┌─ MATERIAL TO PROCESS

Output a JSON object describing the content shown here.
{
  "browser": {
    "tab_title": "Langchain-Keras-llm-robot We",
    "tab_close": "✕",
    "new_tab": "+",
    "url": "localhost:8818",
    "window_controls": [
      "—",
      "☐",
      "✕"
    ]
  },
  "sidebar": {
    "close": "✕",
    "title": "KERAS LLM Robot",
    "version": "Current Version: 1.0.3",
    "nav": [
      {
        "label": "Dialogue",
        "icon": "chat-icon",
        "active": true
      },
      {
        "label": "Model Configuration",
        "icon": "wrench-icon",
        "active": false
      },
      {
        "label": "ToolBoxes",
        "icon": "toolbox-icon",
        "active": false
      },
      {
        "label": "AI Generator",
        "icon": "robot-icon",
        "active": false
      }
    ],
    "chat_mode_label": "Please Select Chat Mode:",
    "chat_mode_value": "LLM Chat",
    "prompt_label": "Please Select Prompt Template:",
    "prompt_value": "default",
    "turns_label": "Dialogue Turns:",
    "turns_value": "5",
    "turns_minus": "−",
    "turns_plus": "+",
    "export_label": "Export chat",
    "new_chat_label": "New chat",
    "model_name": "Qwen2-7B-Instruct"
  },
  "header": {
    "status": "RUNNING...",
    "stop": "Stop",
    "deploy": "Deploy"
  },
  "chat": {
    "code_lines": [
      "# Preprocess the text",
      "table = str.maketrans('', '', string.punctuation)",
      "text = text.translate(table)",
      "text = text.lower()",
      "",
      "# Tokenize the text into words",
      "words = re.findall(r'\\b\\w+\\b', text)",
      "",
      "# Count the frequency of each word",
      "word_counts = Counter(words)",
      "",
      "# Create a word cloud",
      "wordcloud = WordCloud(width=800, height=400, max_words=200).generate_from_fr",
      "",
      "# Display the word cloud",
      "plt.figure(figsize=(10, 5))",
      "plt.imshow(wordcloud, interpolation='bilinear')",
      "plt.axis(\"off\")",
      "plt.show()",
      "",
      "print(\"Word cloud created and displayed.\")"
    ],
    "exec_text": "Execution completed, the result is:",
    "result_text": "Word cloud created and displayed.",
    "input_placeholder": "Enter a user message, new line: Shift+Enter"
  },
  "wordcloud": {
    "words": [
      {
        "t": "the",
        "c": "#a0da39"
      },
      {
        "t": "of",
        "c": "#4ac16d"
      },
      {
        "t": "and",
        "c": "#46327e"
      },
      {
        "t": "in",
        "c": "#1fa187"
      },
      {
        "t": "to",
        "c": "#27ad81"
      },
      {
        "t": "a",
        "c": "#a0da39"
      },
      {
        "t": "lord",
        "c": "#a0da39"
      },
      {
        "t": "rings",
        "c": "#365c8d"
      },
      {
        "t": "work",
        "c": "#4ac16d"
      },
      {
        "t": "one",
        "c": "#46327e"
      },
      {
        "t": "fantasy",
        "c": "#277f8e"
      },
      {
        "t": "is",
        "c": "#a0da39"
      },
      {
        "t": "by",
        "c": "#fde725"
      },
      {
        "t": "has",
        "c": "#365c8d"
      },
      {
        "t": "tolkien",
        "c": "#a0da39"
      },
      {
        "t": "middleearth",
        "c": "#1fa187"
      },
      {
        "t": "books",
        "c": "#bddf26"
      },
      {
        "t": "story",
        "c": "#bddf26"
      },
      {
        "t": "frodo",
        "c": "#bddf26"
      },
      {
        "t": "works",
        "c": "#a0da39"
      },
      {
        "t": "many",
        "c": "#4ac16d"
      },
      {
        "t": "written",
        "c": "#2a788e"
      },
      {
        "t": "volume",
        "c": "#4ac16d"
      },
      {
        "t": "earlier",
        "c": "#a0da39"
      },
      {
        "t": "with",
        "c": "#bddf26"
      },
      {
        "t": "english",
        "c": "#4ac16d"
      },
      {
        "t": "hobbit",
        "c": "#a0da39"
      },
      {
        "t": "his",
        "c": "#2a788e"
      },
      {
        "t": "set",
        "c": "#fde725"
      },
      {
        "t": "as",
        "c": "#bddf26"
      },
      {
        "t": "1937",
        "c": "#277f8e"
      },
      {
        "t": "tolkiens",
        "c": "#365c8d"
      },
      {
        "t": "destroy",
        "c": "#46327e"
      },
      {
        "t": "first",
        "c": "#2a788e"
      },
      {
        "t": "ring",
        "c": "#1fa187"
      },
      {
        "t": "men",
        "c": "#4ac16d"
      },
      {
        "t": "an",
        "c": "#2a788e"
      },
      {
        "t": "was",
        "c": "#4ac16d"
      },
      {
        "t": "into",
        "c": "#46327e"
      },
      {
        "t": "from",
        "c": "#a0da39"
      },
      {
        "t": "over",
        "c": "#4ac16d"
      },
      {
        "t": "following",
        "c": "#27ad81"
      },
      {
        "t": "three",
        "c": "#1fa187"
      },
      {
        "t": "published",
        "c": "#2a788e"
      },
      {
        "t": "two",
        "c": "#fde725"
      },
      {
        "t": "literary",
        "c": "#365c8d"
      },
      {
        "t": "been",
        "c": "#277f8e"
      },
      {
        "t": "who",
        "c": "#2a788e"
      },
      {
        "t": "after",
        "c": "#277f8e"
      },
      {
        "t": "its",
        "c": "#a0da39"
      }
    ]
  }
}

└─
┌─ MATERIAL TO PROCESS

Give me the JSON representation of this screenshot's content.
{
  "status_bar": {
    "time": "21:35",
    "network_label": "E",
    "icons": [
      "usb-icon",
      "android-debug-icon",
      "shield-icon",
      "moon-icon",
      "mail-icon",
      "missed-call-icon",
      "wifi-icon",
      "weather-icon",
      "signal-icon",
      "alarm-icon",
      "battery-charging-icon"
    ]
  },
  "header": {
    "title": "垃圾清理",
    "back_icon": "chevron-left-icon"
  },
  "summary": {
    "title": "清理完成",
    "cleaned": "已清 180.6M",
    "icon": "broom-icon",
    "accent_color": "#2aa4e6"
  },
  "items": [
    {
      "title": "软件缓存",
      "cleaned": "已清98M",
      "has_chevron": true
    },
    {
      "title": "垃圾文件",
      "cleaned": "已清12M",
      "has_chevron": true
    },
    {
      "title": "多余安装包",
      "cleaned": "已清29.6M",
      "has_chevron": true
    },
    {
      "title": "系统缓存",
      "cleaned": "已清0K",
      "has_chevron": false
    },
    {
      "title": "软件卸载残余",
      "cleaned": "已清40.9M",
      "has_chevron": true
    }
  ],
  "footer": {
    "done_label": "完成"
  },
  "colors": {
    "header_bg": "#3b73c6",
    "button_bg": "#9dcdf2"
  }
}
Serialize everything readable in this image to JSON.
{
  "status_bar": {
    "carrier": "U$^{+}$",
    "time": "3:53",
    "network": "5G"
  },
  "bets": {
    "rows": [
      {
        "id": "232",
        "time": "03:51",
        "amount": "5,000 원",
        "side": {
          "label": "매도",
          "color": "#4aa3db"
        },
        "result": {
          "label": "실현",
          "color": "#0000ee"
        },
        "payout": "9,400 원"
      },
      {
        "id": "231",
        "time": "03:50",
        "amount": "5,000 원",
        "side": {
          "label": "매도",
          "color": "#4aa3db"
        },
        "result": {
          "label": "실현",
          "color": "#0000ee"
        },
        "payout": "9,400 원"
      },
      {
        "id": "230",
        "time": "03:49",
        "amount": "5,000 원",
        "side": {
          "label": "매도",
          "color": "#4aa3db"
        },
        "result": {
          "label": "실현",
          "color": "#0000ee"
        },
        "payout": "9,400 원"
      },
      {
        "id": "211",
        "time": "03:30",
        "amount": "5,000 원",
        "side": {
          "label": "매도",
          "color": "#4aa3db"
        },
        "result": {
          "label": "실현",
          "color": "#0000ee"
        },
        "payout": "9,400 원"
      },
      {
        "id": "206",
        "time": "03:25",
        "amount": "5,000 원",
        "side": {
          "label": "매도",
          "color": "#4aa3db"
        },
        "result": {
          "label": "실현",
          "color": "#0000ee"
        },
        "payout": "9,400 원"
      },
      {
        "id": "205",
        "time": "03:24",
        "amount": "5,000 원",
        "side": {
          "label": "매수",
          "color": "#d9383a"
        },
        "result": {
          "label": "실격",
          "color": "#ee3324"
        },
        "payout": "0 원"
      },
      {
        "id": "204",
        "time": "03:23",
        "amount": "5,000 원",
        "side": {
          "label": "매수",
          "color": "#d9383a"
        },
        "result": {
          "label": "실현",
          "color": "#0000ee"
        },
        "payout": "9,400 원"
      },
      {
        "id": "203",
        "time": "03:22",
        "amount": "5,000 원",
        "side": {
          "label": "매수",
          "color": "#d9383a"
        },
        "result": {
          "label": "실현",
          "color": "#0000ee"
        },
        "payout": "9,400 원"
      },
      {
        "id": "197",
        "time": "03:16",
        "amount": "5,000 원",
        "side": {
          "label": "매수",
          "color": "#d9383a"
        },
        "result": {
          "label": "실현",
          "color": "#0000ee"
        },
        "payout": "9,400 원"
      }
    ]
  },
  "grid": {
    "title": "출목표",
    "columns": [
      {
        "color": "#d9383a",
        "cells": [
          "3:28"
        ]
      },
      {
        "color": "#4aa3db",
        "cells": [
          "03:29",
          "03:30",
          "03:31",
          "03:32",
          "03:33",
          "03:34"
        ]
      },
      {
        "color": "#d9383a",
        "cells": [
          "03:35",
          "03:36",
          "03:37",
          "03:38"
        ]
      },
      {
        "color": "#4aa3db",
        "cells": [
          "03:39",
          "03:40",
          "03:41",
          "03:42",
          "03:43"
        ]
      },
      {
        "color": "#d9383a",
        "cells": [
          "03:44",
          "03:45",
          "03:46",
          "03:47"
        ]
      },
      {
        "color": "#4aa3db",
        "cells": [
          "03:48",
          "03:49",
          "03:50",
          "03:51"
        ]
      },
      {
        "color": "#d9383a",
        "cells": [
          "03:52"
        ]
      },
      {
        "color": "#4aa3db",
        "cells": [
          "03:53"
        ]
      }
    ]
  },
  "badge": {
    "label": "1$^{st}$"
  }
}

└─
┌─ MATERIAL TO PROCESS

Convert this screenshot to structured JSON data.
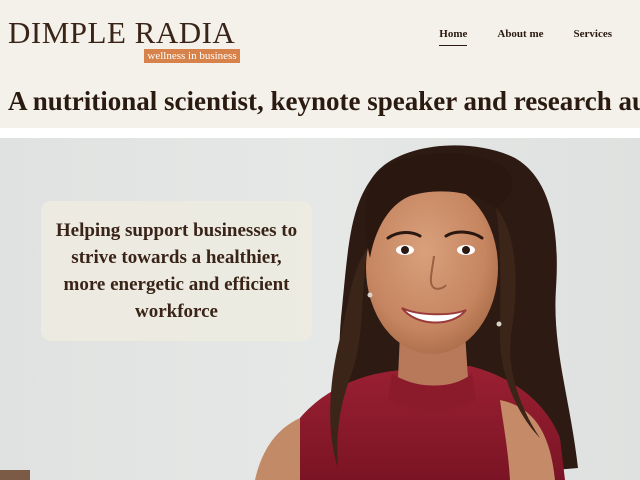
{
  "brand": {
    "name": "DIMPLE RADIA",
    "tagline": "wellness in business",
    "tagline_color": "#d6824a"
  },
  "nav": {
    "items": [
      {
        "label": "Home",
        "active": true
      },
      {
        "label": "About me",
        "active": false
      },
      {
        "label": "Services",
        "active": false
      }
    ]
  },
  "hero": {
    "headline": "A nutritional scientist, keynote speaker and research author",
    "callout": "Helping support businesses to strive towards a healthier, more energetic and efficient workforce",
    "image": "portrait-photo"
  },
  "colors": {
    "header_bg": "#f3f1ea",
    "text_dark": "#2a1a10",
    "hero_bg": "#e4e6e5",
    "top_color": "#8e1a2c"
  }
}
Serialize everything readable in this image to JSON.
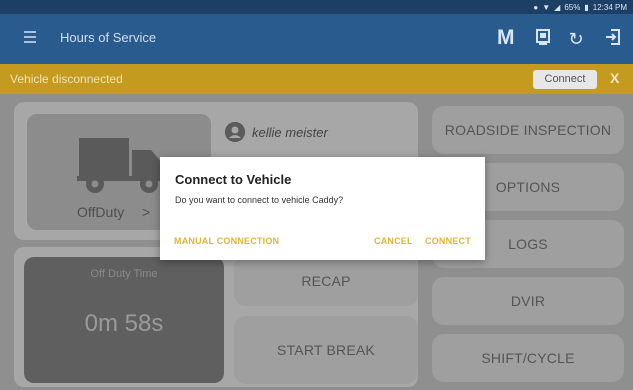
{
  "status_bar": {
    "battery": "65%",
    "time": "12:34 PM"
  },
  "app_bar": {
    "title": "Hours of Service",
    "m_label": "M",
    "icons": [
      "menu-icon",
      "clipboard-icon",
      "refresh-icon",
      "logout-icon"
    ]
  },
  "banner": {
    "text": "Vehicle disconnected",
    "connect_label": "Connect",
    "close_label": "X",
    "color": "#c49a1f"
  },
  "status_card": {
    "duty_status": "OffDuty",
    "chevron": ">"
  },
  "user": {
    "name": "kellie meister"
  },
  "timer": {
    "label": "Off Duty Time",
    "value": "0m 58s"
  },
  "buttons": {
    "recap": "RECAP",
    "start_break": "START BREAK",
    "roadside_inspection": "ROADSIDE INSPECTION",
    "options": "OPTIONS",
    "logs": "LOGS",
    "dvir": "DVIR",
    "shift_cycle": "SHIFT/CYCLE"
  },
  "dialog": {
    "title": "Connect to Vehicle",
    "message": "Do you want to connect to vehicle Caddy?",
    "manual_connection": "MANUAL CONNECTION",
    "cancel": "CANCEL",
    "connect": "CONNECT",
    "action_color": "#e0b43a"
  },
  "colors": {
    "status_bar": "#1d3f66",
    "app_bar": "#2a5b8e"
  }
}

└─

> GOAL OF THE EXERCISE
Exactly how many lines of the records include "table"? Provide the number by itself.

> RESPONSE AREA
2